## [Activity]
Wherever a line holds the word "badge", copy that line from the data.

## [Raw data]
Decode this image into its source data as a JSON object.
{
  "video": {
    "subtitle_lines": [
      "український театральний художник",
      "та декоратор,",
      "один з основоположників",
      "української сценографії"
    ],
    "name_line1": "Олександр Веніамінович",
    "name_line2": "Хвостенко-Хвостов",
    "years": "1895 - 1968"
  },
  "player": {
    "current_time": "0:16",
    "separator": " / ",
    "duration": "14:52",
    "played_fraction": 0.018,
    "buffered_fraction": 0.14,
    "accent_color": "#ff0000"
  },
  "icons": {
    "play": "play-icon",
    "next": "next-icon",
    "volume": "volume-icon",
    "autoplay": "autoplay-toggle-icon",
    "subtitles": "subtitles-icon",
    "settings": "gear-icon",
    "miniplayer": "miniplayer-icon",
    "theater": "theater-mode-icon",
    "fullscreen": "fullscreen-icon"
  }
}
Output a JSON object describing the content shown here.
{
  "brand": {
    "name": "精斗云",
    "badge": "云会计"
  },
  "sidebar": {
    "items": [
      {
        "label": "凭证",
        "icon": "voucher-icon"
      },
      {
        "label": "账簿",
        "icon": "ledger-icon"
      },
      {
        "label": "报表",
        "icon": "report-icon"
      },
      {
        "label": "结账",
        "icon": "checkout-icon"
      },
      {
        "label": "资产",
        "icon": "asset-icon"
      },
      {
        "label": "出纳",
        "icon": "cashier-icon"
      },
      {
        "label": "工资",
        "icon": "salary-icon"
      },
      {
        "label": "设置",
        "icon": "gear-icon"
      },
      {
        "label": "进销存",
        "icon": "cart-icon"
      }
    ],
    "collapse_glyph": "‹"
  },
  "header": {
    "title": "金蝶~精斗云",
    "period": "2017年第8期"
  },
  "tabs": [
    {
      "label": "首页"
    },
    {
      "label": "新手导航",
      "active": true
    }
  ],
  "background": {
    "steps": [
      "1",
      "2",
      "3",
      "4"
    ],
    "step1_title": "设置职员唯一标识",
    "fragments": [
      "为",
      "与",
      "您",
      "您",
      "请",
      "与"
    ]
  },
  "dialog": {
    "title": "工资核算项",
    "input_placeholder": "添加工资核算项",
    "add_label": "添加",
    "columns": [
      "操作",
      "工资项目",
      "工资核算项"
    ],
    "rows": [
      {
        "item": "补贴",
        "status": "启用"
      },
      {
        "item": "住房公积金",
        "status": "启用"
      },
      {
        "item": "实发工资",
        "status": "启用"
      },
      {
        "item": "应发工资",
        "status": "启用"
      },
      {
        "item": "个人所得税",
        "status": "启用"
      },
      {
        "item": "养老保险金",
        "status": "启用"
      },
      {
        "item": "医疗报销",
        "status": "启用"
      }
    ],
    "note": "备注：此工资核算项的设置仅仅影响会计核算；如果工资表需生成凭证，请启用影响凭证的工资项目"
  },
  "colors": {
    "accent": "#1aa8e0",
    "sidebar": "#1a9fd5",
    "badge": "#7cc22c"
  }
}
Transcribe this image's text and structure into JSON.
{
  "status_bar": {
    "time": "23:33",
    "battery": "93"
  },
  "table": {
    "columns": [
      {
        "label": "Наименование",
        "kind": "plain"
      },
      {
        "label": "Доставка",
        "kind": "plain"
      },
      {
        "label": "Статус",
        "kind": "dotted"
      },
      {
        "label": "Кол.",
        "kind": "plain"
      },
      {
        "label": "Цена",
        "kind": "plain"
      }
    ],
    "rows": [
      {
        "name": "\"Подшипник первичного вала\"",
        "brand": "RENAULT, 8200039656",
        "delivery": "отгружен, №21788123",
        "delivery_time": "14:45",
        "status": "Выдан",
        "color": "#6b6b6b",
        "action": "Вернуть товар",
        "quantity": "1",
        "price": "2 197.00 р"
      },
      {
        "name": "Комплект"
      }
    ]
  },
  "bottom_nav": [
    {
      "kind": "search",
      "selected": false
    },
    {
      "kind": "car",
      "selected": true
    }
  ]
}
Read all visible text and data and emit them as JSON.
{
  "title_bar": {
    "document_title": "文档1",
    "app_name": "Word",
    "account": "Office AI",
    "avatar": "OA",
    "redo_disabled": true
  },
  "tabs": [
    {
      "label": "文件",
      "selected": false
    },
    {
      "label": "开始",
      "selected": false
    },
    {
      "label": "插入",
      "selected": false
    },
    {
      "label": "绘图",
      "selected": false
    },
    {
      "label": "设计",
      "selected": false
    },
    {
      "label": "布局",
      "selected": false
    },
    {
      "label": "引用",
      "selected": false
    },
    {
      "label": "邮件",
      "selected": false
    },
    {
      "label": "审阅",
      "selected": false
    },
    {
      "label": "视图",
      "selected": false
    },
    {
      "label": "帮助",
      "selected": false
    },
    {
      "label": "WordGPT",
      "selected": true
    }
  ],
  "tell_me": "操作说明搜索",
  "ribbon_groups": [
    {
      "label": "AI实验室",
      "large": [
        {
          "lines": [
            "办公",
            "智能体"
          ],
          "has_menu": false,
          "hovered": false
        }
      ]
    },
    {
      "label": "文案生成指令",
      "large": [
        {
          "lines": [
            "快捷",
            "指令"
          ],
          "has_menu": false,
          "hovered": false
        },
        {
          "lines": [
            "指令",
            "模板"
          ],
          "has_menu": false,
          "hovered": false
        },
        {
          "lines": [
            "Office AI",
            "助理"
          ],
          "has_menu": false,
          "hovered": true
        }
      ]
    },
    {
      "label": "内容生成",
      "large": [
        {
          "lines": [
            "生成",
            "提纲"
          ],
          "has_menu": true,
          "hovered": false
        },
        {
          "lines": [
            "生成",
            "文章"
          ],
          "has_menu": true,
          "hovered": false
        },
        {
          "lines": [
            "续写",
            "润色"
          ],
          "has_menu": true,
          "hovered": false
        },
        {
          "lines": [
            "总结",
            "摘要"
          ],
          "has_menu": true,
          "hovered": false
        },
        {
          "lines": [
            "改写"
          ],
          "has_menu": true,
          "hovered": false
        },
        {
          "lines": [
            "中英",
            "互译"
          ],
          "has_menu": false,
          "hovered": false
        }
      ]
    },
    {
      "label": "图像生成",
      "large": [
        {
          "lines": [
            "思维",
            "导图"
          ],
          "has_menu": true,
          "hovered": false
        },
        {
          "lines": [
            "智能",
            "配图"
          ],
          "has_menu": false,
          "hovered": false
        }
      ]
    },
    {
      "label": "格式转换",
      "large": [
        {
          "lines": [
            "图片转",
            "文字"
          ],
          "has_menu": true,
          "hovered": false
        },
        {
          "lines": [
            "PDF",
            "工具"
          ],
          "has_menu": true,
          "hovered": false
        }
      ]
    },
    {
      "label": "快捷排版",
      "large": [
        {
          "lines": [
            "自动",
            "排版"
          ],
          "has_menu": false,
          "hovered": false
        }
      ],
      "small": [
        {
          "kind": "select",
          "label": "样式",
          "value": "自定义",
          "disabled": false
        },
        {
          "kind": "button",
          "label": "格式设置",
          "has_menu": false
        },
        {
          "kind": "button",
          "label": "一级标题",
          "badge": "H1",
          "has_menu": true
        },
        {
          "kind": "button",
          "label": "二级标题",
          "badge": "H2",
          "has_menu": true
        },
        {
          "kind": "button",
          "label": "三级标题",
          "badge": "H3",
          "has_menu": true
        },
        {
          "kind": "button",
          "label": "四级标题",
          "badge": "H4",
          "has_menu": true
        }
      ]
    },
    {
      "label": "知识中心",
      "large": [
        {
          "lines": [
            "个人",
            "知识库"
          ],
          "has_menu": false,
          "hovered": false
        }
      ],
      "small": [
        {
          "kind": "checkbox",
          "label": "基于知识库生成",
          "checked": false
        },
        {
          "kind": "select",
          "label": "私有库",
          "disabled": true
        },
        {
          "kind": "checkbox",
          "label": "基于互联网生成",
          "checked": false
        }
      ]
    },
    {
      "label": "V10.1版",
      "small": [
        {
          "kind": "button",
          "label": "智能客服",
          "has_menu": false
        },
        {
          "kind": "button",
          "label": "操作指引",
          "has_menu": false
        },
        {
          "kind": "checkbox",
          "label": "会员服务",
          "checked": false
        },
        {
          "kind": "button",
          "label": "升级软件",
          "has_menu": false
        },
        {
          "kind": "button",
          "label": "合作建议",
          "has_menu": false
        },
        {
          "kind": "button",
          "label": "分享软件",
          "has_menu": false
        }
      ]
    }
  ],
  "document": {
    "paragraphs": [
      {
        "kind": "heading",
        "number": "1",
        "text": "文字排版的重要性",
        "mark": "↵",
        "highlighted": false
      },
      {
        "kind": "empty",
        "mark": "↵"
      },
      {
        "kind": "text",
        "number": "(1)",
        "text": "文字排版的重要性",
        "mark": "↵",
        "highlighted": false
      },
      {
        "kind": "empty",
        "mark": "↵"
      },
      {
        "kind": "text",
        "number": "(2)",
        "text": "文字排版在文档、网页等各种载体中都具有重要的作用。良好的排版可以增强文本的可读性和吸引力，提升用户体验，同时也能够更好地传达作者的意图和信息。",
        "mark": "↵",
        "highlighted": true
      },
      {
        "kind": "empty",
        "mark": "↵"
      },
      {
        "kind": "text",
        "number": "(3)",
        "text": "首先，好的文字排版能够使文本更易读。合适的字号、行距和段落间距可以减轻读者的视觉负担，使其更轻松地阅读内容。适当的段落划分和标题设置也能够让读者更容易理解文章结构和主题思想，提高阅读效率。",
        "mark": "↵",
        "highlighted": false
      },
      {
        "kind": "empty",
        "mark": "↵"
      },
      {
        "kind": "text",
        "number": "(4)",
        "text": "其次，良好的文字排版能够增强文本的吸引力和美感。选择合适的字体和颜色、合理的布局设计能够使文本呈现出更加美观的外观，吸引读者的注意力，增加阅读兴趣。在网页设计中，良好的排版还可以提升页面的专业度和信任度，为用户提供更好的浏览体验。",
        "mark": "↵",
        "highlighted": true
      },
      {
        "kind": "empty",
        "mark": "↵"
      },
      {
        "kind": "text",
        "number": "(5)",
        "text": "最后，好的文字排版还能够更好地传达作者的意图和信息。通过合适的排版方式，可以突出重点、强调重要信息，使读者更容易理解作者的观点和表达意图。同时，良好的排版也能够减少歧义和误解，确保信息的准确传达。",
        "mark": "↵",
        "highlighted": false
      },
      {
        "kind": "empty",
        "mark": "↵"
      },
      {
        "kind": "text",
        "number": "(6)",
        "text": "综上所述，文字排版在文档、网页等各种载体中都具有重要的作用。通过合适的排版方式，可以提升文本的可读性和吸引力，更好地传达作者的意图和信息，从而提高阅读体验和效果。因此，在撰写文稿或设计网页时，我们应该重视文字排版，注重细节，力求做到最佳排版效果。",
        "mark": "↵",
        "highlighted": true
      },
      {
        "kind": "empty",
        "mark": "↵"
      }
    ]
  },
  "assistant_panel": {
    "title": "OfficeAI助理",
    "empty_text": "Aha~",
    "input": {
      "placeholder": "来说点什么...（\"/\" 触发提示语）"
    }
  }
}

## [Answer for this exercise]
    "badge": "云会计"
    "badge": "#7cc22c"
          "badge": "H1",
          "badge": "H2",
          "badge": "H3",
          "badge": "H4",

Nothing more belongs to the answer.